Newsweek's Peter J. Boyer has an in-depth look at Congresswoman Gabrielle Giffords' recovery. An excerpt:
Because of the near-mystical way in which the brain heals itself, it is impossible for doctors to predict precisely what the new normal ultimately will be for a given patient. Even so, Kim, the neurosurgeon, remains optimistic. This is partly because the bullet that went through Giffords' brain injured the left hemisphere, which controls speech and movement on the right side of the body. Partial paralysis may result, but in the context of recovering from brain injury, doctors place less emphasis on that than on other factors. "Motor weakness, for example, is not that big a deal, compared with cognitive things," Kim says. "So, first of all, is your personality going to be like it was before? Are you going to have the same kind of mental abilities, and think through things, and understand? And the social-relationship part—how sensitive are you to other people's emotions? Do you want to relate? A lot of that function, it turns out, is in the right side of the brain."

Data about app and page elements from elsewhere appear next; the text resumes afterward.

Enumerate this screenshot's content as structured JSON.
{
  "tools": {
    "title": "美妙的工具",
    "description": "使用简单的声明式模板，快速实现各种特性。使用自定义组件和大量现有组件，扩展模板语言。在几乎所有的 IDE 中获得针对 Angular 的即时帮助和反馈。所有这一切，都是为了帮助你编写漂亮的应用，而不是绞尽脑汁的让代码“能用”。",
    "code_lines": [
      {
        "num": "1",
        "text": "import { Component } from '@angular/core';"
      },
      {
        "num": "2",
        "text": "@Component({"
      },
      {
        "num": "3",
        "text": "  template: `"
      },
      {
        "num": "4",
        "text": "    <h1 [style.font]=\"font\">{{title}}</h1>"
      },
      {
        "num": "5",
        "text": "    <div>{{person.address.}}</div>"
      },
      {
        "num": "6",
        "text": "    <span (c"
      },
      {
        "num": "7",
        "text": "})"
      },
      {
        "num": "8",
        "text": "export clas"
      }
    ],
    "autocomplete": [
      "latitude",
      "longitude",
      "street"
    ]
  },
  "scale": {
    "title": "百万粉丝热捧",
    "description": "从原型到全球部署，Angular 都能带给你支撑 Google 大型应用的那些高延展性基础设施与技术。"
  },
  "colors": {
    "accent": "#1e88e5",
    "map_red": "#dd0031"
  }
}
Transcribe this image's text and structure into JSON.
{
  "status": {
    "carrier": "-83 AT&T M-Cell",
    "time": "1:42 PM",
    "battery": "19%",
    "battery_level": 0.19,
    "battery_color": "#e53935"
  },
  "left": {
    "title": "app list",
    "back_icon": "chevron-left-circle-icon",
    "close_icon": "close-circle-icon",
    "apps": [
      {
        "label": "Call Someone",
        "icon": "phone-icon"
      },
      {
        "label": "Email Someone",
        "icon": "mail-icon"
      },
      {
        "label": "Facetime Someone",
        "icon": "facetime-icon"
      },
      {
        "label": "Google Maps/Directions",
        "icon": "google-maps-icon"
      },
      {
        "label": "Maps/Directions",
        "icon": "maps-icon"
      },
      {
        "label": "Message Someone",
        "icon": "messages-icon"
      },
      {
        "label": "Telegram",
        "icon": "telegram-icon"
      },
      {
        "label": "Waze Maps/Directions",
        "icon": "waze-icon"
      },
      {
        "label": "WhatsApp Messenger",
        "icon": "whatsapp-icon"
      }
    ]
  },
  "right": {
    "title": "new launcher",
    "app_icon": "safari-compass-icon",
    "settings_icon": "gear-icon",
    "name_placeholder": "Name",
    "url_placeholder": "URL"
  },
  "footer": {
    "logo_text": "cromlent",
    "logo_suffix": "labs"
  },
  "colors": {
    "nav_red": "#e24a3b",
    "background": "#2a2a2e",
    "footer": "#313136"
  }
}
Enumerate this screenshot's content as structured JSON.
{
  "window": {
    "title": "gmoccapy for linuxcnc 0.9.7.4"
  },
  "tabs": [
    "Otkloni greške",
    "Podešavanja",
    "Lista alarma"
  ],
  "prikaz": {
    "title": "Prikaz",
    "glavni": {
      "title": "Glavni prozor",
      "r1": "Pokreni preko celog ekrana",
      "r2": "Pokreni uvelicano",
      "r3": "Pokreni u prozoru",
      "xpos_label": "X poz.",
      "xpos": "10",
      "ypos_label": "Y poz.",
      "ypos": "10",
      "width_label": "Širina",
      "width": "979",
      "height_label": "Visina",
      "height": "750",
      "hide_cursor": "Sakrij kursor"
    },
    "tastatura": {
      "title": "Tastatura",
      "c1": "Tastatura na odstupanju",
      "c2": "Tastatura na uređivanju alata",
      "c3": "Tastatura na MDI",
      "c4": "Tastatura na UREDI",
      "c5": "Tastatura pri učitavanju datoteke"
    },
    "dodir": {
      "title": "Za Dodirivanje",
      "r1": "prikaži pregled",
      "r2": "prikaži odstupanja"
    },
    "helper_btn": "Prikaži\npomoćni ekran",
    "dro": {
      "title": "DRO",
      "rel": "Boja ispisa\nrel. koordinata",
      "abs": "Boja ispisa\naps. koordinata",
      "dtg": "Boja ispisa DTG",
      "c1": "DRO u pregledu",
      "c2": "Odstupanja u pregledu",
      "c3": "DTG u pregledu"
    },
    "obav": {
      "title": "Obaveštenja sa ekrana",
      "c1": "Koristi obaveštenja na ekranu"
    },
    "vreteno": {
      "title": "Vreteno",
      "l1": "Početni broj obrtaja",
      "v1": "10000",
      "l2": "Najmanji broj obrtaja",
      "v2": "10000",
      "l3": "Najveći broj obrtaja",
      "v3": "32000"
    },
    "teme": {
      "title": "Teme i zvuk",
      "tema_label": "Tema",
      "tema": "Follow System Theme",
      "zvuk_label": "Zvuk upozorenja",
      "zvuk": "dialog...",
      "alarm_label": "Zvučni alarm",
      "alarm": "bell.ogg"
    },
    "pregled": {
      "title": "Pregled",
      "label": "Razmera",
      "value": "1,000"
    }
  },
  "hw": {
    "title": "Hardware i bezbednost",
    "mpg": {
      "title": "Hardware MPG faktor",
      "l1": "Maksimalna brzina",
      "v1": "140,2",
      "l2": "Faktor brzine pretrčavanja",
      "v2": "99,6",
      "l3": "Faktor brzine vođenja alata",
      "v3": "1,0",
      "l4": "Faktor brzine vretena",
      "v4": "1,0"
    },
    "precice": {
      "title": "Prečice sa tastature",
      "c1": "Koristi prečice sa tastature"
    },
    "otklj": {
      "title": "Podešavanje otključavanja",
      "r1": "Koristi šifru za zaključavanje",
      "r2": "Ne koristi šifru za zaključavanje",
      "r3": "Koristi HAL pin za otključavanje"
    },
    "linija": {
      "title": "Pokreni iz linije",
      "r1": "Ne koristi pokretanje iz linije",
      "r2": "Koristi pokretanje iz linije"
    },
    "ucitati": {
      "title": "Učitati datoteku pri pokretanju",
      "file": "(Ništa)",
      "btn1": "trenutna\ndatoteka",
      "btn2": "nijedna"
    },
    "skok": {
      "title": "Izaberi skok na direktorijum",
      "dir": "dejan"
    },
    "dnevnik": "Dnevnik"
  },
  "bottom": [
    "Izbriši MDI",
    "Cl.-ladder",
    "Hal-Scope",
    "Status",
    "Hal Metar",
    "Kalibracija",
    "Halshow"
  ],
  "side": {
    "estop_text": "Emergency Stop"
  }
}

In Giffords' case, the answer to Kim's questions about cognitive ability is an emphatic yes. "We joke around, and I tell her all the funny things that happen in Washington, and she laughs," says Pia Carusone, Giffords' chief of staff. "When we say her personality is there, I mean, she's like 100 percent there." Carusone, who travels to Houston each week, says that Giffords communicates with her through "a combination of body language, personality, and speech. It's some words, it's expressions on her face."
At times, members of her family and staff have had to try to surmise her wishes, asking themselves, "What would Gabby want?" They also have had to decide what to tell her about what happened and when. In the early weeks of her recovery, Giffords apparently believed that she'd been involved in an auto accident. Her family, friends, and staff carefully censored themselves when visiting her, avoiding any talk of the horrific events of Jan. 8. When her Arizona staff made a best-wishes video to send to Giffords, her district director, Ron Barber, who was severely wounded in the attack, carefully positioned himself on-camera to disguise his injuries.
Soon after Giffords was transferred to Houston, Kelly consulted with the doctors there about what he should tell her. ''Her neuropsychologist at TIRR early on talked to us about the importance of her knowing what happened to her," he recalls. "I mean, it's important for her recovery." But Kelly still grappled with how much to tell her. He visits his wife every morning, and, when she has a break from her rehab routine, he reads her the newspaper. His custom had been to censor himself as he read. But one morning a few weeks ago, Giffords could see that Kelly was skipping over some material, and she grabbed at the paper. He decided then to tell her that she had been shot.
"So she knows why she's there, and what her injury is, and some of the details about her situation,'' he says.
But Giffords still doesn't know everything. She doesn't know that among the dead were a 9-year-old girl, her beloved young staffer, Gabe Zimmerman, and her friend, federal Judge John Roll. "When she starts asking for more details, we're going to tell her," Kelly says. "But she hasn't asked that specific question yet."